• [INFORMATION]:
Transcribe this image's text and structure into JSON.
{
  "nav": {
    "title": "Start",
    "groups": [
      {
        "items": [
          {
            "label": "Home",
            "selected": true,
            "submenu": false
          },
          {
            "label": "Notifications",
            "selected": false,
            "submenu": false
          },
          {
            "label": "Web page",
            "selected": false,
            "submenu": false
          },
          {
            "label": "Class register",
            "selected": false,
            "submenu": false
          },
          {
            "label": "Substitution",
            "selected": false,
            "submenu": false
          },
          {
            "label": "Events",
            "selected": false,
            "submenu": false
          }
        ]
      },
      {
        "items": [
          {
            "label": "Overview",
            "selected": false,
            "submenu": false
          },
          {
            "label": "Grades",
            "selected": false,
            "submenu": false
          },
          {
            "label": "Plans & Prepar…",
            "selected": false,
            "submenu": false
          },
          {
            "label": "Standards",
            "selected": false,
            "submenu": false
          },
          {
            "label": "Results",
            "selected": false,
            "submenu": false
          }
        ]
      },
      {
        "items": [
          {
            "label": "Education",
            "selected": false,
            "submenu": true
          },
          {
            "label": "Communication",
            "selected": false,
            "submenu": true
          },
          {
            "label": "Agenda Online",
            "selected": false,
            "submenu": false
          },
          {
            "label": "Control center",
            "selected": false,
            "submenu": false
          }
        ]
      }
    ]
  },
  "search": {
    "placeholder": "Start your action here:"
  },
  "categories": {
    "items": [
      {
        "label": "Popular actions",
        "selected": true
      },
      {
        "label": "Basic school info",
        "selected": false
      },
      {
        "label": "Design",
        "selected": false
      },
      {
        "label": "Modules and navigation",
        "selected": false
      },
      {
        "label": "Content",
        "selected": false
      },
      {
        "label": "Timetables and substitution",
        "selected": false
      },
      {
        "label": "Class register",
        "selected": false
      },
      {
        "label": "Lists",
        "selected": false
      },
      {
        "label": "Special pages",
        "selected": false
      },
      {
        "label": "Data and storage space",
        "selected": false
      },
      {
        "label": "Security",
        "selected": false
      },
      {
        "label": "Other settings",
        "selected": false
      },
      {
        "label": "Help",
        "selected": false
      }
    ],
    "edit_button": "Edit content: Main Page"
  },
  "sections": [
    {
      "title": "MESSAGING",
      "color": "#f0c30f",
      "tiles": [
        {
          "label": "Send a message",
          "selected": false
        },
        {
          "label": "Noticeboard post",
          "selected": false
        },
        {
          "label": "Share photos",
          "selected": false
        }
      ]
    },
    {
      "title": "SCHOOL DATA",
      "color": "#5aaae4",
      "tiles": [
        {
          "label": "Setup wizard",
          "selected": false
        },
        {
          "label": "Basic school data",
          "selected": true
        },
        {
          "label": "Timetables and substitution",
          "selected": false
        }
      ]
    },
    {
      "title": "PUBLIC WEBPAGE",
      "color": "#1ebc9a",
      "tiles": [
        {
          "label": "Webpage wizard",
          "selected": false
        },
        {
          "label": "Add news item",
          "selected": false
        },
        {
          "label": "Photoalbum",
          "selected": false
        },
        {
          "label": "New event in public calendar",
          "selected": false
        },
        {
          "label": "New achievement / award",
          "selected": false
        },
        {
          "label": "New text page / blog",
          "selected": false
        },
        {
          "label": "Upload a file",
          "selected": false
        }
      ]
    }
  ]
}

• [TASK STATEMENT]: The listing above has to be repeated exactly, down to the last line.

• [RESULT BELOW]:
Transcribe this image's text and structure into JSON.
{
  "nav": {
    "title": "Start",
    "groups": [
      {
        "items": [
          {
            "label": "Home",
            "selected": true,
            "submenu": false
          },
          {
            "label": "Notifications",
            "selected": false,
            "submenu": false
          },
          {
            "label": "Web page",
            "selected": false,
            "submenu": false
          },
          {
            "label": "Class register",
            "selected": false,
            "submenu": false
          },
          {
            "label": "Substitution",
            "selected": false,
            "submenu": false
          },
          {
            "label": "Events",
            "selected": false,
            "submenu": false
          }
        ]
      },
      {
        "items": [
          {
            "label": "Overview",
            "selected": false,
            "submenu": false
          },
          {
            "label": "Grades",
            "selected": false,
            "submenu": false
          },
          {
            "label": "Plans & Prepar…",
            "selected": false,
            "submenu": false
          },
          {
            "label": "Standards",
            "selected": false,
            "submenu": false
          },
          {
            "label": "Results",
            "selected": false,
            "submenu": false
          }
        ]
      },
      {
        "items": [
          {
            "label": "Education",
            "selected": false,
            "submenu": true
          },
          {
            "label": "Communication",
            "selected": false,
            "submenu": true
          },
          {
            "label": "Agenda Online",
            "selected": false,
            "submenu": false
          },
          {
            "label": "Control center",
            "selected": false,
            "submenu": false
          }
        ]
      }
    ]
  },
  "search": {
    "placeholder": "Start your action here:"
  },
  "categories": {
    "items": [
      {
        "label": "Popular actions",
        "selected": true
      },
      {
        "label": "Basic school info",
        "selected": false
      },
      {
        "label": "Design",
        "selected": false
      },
      {
        "label": "Modules and navigation",
        "selected": false
      },
      {
        "label": "Content",
        "selected": false
      },
      {
        "label": "Timetables and substitution",
        "selected": false
      },
      {
        "label": "Class register",
        "selected": false
      },
      {
        "label": "Lists",
        "selected": false
      },
      {
        "label": "Special pages",
        "selected": false
      },
      {
        "label": "Data and storage space",
        "selected": false
      },
      {
        "label": "Security",
        "selected": false
      },
      {
        "label": "Other settings",
        "selected": false
      },
      {
        "label": "Help",
        "selected": false
      }
    ],
    "edit_button": "Edit content: Main Page"
  },
  "sections": [
    {
      "title": "MESSAGING",
      "color": "#f0c30f",
      "tiles": [
        {
          "label": "Send a message",
          "selected": false
        },
        {
          "label": "Noticeboard post",
          "selected": false
        },
        {
          "label": "Share photos",
          "selected": false
        }
      ]
    },
    {
      "title": "SCHOOL DATA",
      "color": "#5aaae4",
      "tiles": [
        {
          "label": "Setup wizard",
          "selected": false
        },
        {
          "label": "Basic school data",
          "selected": true
        },
        {
          "label": "Timetables and substitution",
          "selected": false
        }
      ]
    },
    {
      "title": "PUBLIC WEBPAGE",
      "color": "#1ebc9a",
      "tiles": [
        {
          "label": "Webpage wizard",
          "selected": false
        },
        {
          "label": "Add news item",
          "selected": false
        },
        {
          "label": "Photoalbum",
          "selected": false
        },
        {
          "label": "New event in public calendar",
          "selected": false
        },
        {
          "label": "New achievement / award",
          "selected": false
        },
        {
          "label": "New text page / blog",
          "selected": false
        },
        {
          "label": "Upload a file",
          "selected": false
        }
      ]
    }
  ]
}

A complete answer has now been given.